Start of RECORDS TO PROCESS

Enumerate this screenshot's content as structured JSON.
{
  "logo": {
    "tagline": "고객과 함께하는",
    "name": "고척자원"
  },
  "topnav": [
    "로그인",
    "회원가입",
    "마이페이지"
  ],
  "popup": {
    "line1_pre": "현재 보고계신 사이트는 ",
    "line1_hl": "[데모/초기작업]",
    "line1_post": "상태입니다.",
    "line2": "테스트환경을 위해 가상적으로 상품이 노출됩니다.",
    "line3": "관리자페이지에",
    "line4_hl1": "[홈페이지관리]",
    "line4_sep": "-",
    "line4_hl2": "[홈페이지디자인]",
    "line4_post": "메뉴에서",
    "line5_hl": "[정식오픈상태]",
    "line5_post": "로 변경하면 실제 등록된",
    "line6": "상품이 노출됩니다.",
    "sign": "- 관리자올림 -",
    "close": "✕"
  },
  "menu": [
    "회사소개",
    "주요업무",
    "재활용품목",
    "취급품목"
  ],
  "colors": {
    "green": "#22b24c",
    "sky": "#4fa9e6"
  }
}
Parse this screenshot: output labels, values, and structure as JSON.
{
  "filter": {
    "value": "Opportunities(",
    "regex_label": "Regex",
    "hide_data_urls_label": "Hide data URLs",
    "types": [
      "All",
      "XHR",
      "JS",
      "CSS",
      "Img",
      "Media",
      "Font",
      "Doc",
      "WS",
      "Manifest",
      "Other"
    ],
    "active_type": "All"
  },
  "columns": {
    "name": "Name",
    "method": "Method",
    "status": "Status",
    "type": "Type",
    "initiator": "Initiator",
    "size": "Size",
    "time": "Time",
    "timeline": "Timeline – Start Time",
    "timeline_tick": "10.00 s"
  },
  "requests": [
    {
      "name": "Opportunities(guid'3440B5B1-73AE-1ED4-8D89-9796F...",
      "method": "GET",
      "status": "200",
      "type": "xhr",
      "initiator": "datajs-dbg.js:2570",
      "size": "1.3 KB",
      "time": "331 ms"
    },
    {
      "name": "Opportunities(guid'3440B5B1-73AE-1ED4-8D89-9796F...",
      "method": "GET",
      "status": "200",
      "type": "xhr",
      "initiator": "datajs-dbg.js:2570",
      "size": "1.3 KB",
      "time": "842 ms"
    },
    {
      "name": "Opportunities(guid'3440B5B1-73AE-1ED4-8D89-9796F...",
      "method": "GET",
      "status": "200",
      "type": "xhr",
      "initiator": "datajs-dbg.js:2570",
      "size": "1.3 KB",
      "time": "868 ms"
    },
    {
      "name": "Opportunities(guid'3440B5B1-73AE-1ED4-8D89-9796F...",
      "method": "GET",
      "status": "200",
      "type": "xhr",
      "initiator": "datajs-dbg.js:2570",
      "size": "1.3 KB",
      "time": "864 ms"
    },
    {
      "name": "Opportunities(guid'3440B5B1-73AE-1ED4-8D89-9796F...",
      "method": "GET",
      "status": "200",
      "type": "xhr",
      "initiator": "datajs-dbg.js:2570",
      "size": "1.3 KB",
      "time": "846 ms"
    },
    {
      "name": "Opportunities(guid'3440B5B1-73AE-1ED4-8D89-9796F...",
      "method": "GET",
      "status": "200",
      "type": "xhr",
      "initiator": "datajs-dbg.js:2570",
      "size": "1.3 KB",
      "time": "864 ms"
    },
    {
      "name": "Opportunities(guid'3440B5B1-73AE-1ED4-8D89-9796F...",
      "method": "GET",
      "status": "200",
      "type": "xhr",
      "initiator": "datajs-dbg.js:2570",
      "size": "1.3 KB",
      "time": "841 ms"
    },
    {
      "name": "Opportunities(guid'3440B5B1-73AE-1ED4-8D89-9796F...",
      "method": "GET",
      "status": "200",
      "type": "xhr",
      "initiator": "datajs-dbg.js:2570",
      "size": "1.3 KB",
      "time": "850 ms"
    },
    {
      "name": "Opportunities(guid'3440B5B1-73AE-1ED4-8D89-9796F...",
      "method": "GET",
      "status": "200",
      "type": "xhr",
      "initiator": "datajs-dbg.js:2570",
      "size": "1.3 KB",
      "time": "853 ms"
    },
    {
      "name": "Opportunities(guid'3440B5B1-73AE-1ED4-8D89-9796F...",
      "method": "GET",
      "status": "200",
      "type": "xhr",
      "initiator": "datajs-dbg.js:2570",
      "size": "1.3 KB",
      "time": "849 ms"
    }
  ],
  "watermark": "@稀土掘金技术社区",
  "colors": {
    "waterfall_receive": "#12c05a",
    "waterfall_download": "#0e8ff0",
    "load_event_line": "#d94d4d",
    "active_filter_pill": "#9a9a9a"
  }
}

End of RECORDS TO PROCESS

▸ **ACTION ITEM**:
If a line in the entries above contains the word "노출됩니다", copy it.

▸ **EXERCISE RESPONSE**:
    "line2": "테스트환경을 위해 가상적으로 상품이 노출됩니다.",
    "line6": "상품이 노출됩니다.",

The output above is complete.